*Exercise objective*.
Every picture stays out; everything else in the listing below is to be returned exactly.
════════════════════
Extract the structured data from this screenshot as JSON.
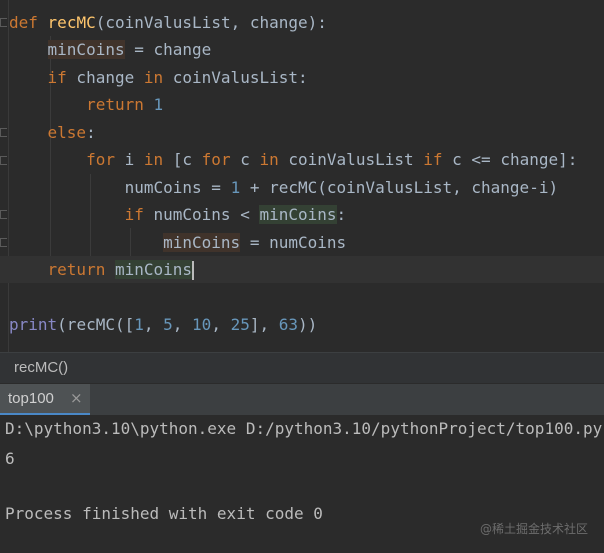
{
  "code": {
    "line1": {
      "def": "def",
      "name": "recMC",
      "rest": "(coinValusList, change):"
    },
    "line2": {
      "indent": "    ",
      "var": "minCoins",
      "rest": " = change"
    },
    "line3": {
      "indent": "    ",
      "kw_if": "if",
      "mid": " change ",
      "kw_in": "in",
      "rest": " coinValusList:"
    },
    "line4": {
      "indent": "        ",
      "kw_return": "return",
      "sp": " ",
      "num": "1"
    },
    "line5": {
      "indent": "    ",
      "kw_else": "else",
      "rest": ":"
    },
    "line6": {
      "indent": "        ",
      "kw_for": "for",
      "a": " i ",
      "kw_in": "in",
      "b": " [c ",
      "kw_for2": "for",
      "c": " c ",
      "kw_in2": "in",
      "d": " coinValusList ",
      "kw_if": "if",
      "e": " c <= change]:"
    },
    "line7": {
      "indent": "            ",
      "a": "numCoins = ",
      "num": "1",
      "b": " + recMC(coinValusList, change-i)"
    },
    "line8": {
      "indent": "            ",
      "kw_if": "if",
      "a": " numCoins < ",
      "var": "minCoins",
      "b": ":"
    },
    "line9": {
      "indent": "                ",
      "var": "minCoins",
      "b": " = numCoins"
    },
    "line10": {
      "indent": "    ",
      "kw_return": "return",
      "sp": " ",
      "var": "minCoins"
    },
    "line12": {
      "builtin": "print",
      "a": "(recMC([",
      "n1": "1",
      "s1": ", ",
      "n2": "5",
      "s2": ", ",
      "n3": "10",
      "s3": ", ",
      "n4": "25",
      "a2": "], ",
      "n5": "63",
      "end": "))"
    }
  },
  "breadcrumb": {
    "label": "recMC()"
  },
  "run_tab": {
    "label": "top100",
    "close": "×"
  },
  "console": {
    "command": "D:\\python3.10\\python.exe D:/python3.10/pythonProject/top100.py",
    "output": "6",
    "exit": "Process finished with exit code 0"
  },
  "watermark": "@稀土掘金技术社区"
}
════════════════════
*Answer box*.
Extract the structured data from this screenshot as JSON.
{
  "code": {
    "line1": {
      "def": "def",
      "name": "recMC",
      "rest": "(coinValusList, change):"
    },
    "line2": {
      "indent": "    ",
      "var": "minCoins",
      "rest": " = change"
    },
    "line3": {
      "indent": "    ",
      "kw_if": "if",
      "mid": " change ",
      "kw_in": "in",
      "rest": " coinValusList:"
    },
    "line4": {
      "indent": "        ",
      "kw_return": "return",
      "sp": " ",
      "num": "1"
    },
    "line5": {
      "indent": "    ",
      "kw_else": "else",
      "rest": ":"
    },
    "line6": {
      "indent": "        ",
      "kw_for": "for",
      "a": " i ",
      "kw_in": "in",
      "b": " [c ",
      "kw_for2": "for",
      "c": " c ",
      "kw_in2": "in",
      "d": " coinValusList ",
      "kw_if": "if",
      "e": " c <= change]:"
    },
    "line7": {
      "indent": "            ",
      "a": "numCoins = ",
      "num": "1",
      "b": " + recMC(coinValusList, change-i)"
    },
    "line8": {
      "indent": "            ",
      "kw_if": "if",
      "a": " numCoins < ",
      "var": "minCoins",
      "b": ":"
    },
    "line9": {
      "indent": "                ",
      "var": "minCoins",
      "b": " = numCoins"
    },
    "line10": {
      "indent": "    ",
      "kw_return": "return",
      "sp": " ",
      "var": "minCoins"
    },
    "line12": {
      "builtin": "print",
      "a": "(recMC([",
      "n1": "1",
      "s1": ", ",
      "n2": "5",
      "s2": ", ",
      "n3": "10",
      "s3": ", ",
      "n4": "25",
      "a2": "], ",
      "n5": "63",
      "end": "))"
    }
  },
  "breadcrumb": {
    "label": "recMC()"
  },
  "run_tab": {
    "label": "top100",
    "close": "×"
  },
  "console": {
    "command": "D:\\python3.10\\python.exe D:/python3.10/pythonProject/top100.py",
    "output": "6",
    "exit": "Process finished with exit code 0"
  },
  "watermark": "@稀土掘金技术社区"
}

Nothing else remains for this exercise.